> **What to work on**
If a line below includes the string "that", copy it.
BEGIN Information shown
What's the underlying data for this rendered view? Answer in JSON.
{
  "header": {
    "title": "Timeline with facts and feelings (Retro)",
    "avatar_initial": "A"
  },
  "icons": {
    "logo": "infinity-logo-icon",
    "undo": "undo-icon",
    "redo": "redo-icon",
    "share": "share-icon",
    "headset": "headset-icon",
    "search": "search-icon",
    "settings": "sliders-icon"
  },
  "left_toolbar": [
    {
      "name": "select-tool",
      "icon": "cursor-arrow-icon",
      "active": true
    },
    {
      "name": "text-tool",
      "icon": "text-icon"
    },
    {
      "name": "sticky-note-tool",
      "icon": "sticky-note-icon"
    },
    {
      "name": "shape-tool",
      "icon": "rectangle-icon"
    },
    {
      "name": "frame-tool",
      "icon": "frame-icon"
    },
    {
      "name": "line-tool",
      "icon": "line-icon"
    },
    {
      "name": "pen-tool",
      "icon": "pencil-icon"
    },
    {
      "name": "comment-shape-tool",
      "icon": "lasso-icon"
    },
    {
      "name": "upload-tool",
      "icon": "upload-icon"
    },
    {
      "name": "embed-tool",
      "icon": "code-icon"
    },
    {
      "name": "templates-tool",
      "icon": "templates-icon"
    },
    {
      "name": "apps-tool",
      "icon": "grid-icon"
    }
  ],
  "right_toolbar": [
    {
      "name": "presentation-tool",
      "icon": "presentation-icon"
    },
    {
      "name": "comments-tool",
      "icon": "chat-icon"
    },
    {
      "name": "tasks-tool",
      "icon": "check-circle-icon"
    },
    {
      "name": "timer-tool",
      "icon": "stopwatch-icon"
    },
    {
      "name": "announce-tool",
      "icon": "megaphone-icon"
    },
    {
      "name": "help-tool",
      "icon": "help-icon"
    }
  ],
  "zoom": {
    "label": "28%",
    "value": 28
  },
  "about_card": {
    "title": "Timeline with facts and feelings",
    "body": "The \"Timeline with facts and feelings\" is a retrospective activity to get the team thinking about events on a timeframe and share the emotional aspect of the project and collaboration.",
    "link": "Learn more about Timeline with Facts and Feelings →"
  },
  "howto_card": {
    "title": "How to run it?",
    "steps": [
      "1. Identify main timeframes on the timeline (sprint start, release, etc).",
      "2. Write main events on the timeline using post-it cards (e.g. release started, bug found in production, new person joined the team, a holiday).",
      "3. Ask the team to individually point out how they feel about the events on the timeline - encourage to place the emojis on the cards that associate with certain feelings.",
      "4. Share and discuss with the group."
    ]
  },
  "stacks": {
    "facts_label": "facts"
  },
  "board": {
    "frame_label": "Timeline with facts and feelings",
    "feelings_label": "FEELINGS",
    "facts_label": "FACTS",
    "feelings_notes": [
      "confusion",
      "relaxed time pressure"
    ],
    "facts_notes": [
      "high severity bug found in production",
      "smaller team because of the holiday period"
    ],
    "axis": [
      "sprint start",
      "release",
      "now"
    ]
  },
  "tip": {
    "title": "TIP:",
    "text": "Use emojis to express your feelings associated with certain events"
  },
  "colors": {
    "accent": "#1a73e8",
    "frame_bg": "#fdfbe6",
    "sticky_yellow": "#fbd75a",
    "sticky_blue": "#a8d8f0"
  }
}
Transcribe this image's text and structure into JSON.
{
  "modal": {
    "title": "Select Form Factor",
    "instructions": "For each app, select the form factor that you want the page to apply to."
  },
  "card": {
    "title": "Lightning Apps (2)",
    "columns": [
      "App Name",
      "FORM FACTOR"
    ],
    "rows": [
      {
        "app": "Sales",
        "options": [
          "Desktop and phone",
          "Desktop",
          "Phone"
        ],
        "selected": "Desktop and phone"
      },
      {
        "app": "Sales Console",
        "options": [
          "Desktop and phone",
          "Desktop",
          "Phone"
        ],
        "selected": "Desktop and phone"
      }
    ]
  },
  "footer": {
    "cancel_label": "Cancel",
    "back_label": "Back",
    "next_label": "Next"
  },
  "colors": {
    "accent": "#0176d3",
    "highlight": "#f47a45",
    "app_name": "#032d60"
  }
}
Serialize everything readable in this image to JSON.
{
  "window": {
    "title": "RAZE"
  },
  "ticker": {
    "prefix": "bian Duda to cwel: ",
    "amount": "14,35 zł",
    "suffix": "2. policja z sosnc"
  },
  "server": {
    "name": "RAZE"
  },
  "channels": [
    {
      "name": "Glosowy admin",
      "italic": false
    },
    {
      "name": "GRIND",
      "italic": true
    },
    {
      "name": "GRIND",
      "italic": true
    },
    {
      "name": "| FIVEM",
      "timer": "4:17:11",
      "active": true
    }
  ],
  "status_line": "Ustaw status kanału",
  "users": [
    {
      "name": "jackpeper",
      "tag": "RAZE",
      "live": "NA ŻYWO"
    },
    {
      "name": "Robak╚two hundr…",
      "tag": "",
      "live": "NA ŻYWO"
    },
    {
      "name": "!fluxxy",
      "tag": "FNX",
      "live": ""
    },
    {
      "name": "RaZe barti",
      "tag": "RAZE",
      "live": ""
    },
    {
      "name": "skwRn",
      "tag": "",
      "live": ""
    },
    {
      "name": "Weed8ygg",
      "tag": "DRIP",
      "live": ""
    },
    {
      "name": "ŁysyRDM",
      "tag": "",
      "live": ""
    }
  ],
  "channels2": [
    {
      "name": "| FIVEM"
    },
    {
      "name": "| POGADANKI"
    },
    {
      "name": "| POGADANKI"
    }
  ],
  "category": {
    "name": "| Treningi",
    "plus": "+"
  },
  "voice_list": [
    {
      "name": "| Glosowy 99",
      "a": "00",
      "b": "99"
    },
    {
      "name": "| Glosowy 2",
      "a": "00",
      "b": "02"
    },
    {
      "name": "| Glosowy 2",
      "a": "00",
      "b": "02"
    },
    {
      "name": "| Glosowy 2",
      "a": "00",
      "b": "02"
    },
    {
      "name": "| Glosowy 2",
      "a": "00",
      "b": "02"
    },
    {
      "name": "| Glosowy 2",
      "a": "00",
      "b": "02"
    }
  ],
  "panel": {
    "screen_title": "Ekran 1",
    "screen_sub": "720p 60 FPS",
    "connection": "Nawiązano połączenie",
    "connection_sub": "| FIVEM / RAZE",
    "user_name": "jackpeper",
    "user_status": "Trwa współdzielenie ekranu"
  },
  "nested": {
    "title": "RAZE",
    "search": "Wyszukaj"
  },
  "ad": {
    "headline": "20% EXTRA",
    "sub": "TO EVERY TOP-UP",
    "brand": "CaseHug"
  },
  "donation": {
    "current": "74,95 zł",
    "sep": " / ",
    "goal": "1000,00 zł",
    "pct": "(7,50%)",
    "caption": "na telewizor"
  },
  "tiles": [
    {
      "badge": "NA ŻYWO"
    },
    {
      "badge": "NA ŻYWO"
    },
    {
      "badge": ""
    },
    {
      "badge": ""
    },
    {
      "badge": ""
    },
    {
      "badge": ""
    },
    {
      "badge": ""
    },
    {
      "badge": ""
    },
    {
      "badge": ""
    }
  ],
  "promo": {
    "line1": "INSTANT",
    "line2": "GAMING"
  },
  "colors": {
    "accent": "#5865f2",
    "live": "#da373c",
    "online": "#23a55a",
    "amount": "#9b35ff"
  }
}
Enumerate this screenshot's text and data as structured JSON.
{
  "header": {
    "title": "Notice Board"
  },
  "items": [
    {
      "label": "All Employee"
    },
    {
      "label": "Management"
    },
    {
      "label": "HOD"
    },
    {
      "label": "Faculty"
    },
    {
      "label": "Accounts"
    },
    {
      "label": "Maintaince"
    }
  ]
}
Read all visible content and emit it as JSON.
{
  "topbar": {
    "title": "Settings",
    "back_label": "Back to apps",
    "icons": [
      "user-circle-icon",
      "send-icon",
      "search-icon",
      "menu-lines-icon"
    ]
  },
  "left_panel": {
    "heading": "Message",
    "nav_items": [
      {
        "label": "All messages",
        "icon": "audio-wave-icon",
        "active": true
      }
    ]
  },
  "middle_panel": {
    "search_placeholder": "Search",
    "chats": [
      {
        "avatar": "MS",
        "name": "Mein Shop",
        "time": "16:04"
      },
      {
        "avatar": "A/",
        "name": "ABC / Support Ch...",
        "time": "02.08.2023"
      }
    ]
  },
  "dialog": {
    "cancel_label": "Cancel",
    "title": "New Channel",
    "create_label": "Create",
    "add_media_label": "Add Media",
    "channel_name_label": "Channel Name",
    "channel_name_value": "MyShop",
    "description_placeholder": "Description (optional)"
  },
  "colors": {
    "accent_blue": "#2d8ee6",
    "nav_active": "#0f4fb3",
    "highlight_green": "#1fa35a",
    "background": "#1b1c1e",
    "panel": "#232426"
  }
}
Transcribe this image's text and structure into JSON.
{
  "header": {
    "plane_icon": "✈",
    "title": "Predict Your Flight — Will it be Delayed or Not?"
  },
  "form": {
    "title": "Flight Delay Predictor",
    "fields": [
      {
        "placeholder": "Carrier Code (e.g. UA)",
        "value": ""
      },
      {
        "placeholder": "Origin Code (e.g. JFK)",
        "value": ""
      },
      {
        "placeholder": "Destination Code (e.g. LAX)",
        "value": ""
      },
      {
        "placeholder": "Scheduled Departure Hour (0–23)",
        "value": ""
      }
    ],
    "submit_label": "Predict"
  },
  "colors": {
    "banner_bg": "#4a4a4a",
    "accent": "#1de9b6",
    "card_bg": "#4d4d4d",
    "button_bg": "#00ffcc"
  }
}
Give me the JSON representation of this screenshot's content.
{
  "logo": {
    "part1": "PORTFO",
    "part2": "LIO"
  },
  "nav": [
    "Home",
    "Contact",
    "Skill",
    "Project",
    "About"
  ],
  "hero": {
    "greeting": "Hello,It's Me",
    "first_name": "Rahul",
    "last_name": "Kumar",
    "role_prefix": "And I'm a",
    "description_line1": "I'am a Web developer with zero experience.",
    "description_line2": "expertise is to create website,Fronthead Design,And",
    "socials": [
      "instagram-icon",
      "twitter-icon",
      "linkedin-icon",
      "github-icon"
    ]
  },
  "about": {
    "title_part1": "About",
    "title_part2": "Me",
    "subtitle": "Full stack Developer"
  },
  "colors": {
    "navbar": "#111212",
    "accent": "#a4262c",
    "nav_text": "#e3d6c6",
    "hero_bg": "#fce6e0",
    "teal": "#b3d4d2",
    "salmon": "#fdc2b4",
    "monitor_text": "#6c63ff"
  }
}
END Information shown
> **Result of this task**
      "3. Ask the team to individually point out how they feel about the events on the timeline - encourage to place the emojis on the cards that associate with certain feelings.",
    "instructions": "For each app, select the form factor that you want the page to apply to."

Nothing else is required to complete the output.